I have a friend who did not call me after my mother died. A few
weeks later I asked her why she never acknowledged my mother's death. She responded that she didn't want to bring up a painful
subject. She thought it would hurt me too much. This is a common misconception about grief, especially because my friend had
not yet experienced the death of a parent.
I told her that I needed to talk about my loss because I was
grieving the death of the most important woman in my life. She thanked me, apologized, and seemed relieved that we had the
conversation. She became a more supportive friend from that point forward. If I had said nothing, my anger at her seeming
indifference to my pain would have smoldered into resentment and I would have lost a friendship.
If you are grieving
the death of a loved one, you may have noticed that your friends have either stopped calling, or act like nothing has
happened when they do communicate. Sometimes this means they don't know what to do for you, other times it indicates insensitivity
to the loss. It is also possible that they are in their own emotional turmoil and have nothing to give you right now.
Usually when others ignore our pain, or disregard the events of our past that are precious to us, we go along with it without
protest. After all, we don't want to make waves, whine, complain, or otherwise cause trouble in our relationships. But by
not protesting, we play a role in casting aside our own grief and life experiences.
My mother was old when she

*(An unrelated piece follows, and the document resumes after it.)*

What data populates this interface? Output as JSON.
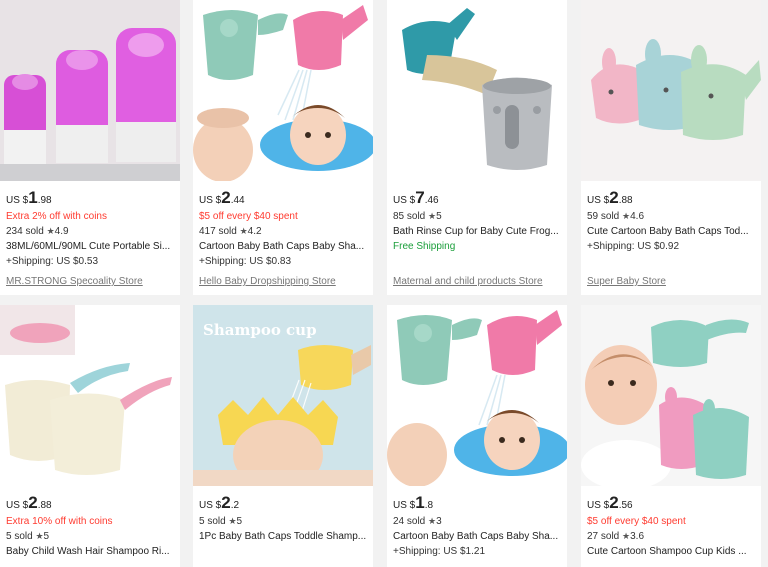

died, but that doesn't mean I cast aside my grief and miss her less. My mother and father are dead, but that doesn't mean
I never had a mother and father. I don't want to be treated like an orphan, or worse, like my parents never existed.
If you feel your friends are ignoring you, or dismissing your sadness as trivial, speak up! They can't read your mind. Be
direct and let people know what is helpful and what is not. Tell them that you are hurting, and that talking about the loss
is very important to you. Someone you love has died and you are grieving. Do not cast your grief aside. Remember, too, that
you have limited energy right now. Please don't waste it on dismissive or unhelpful people.
can hurt you unknowingly with their words. Phrases such as "Keep your chin up" or "Get on with your life"
diminish your significant loss. People offer tired clichés most often because they don't know what else to say. Commit
this response to memory and use it the next time someone tries to "comfort" you by casting your grief aside: "I
am sure you are trying to be helpful, but I don't find your words supportive because____________."
those who really care about you, will thank you for your honesty and be relieved that you gave them some direction on how
to help you. Treasure their friendships and use them for valuable support. "Fair weather friends" will get defensive
I do not think I am unique in my grief. My pain is not greater than anyone else's pain. Loss is
part of the human condition and all grievers hurt. As I quote on the page about helping others, grief
takes turns. Last year, it was my turn. This year it may be
yours. We have a responsibility to care for one another. I do believe, however, that grief does not, and should not, diminish
us as people. I propose that sorrow makes us more human, not less human.
Never apologize for
your sadness because grief is the expression of your love for the dear one who has died. Friends should not cast aside
the painful things that have happened to you, as if they never happened. Every loss has shaped you into the person you are
today. No one can take your experiences and memories from you--and if they try, protest.
Go to next page: When Does the Grieving End?